***** DATASET CONTENT

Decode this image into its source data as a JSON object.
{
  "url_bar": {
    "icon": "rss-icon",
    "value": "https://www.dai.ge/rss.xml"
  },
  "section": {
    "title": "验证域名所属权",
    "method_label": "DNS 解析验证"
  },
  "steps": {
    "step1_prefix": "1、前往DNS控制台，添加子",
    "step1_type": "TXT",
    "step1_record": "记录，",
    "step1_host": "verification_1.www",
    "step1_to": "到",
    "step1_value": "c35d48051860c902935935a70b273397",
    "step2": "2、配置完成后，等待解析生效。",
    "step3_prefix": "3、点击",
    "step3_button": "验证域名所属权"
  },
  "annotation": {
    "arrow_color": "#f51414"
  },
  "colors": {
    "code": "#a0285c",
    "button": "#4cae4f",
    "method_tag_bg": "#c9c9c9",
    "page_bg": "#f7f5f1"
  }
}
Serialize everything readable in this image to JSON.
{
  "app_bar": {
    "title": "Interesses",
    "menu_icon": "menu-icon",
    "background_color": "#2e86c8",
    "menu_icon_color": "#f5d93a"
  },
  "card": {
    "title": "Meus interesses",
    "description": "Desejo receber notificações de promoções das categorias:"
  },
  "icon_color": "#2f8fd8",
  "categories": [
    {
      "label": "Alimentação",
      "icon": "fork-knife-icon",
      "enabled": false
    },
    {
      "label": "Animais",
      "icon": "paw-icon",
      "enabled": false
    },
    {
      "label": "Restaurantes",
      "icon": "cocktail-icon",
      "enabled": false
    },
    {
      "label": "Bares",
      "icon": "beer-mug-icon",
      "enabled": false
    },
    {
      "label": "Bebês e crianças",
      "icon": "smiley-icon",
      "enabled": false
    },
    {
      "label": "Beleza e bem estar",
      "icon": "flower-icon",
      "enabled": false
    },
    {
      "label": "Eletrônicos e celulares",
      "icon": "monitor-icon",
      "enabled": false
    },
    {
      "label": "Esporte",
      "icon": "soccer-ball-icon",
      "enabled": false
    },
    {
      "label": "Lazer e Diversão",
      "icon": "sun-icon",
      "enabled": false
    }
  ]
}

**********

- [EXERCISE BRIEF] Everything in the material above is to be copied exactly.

- [EXERCISE RESPONSE]
Decode this image into its source data as a JSON object.
{
  "url_bar": {
    "icon": "rss-icon",
    "value": "https://www.dai.ge/rss.xml"
  },
  "section": {
    "title": "验证域名所属权",
    "method_label": "DNS 解析验证"
  },
  "steps": {
    "step1_prefix": "1、前往DNS控制台，添加子",
    "step1_type": "TXT",
    "step1_record": "记录，",
    "step1_host": "verification_1.www",
    "step1_to": "到",
    "step1_value": "c35d48051860c902935935a70b273397",
    "step2": "2、配置完成后，等待解析生效。",
    "step3_prefix": "3、点击",
    "step3_button": "验证域名所属权"
  },
  "annotation": {
    "arrow_color": "#f51414"
  },
  "colors": {
    "code": "#a0285c",
    "button": "#4cae4f",
    "method_tag_bg": "#c9c9c9",
    "page_bg": "#f7f5f1"
  }
}
Serialize everything readable in this image to JSON.
{
  "app_bar": {
    "title": "Interesses",
    "menu_icon": "menu-icon",
    "background_color": "#2e86c8",
    "menu_icon_color": "#f5d93a"
  },
  "card": {
    "title": "Meus interesses",
    "description": "Desejo receber notificações de promoções das categorias:"
  },
  "icon_color": "#2f8fd8",
  "categories": [
    {
      "label": "Alimentação",
      "icon": "fork-knife-icon",
      "enabled": false
    },
    {
      "label": "Animais",
      "icon": "paw-icon",
      "enabled": false
    },
    {
      "label": "Restaurantes",
      "icon": "cocktail-icon",
      "enabled": false
    },
    {
      "label": "Bares",
      "icon": "beer-mug-icon",
      "enabled": false
    },
    {
      "label": "Bebês e crianças",
      "icon": "smiley-icon",
      "enabled": false
    },
    {
      "label": "Beleza e bem estar",
      "icon": "flower-icon",
      "enabled": false
    },
    {
      "label": "Eletrônicos e celulares",
      "icon": "monitor-icon",
      "enabled": false
    },
    {
      "label": "Esporte",
      "icon": "soccer-ball-icon",
      "enabled": false
    },
    {
      "label": "Lazer e Diversão",
      "icon": "sun-icon",
      "enabled": false
    }
  ]
}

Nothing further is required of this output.